Spoehr, C. A. F 532

Spofford, G. W 113

Sprague, A. A '. . 629

Stacey, T.I 177

Stahl, E. L 636

Starring, H. J. D 164

Steele, F. M 66

Stevens, J. W 611

Stone, G. F , 477

Stone, H. O .' 672

Stone, Leander 558

Strain, J. C 186

Sullivan, W. K 136

Summers, Mark 117

Taylor, Amelia L. W Ill

Taylor, J. M 515

Taylor, S. G 126

Taylor, Thomas, Jr 228

Thompson, A. J 540

Thome, C. H 214

Thome, G. R 220

Tinsman, H. E 62

Titus, M. B 720

Trench, D. G 569

Underwood, P. L 230

Upham, F. W 703



Vose, F. P.



.624



Walker, J. M 579

Warren, Emma J 234

Watson, W. J 21

Weaver, G. H 141

Weber, H. G 527

Weckler, A. J 273

Weed, W. A 85

Wells, T. E 374

Whipple, Henry 121

Whitehead, E. P 206

Wilkerson, J. H 381

Willett, A. T 268

Williams, D. C 118

Williams, J. C 292

Williams, J. M 717

Wilson, G. M 592

Wilson, J. P 473

Woolfolk, C. S 406

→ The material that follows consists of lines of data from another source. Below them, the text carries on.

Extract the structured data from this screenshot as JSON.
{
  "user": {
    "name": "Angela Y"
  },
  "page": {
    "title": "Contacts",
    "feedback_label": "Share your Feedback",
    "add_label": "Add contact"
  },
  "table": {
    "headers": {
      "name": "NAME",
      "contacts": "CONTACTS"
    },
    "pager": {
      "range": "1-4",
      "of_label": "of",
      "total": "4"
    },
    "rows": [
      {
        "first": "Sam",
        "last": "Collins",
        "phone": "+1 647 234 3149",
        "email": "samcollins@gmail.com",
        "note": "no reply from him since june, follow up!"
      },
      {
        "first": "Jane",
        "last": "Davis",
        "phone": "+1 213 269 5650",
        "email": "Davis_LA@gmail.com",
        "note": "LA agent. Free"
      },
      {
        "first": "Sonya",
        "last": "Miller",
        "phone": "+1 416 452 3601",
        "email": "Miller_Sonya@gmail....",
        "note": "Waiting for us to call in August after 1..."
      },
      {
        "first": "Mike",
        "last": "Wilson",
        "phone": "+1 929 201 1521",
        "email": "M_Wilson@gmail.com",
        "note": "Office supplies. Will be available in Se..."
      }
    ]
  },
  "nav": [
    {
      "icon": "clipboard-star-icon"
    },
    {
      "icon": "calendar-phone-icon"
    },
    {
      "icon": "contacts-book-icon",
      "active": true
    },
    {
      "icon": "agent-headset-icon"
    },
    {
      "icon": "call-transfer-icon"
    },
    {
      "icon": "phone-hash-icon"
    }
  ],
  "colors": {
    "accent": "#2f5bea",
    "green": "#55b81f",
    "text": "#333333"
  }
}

Online LibraryJ. Seymour (Josiah Seymour) CurreyChicago: its history and its builders, a century of marvelous growth (Volume v.5) → online text (page 74 of 74)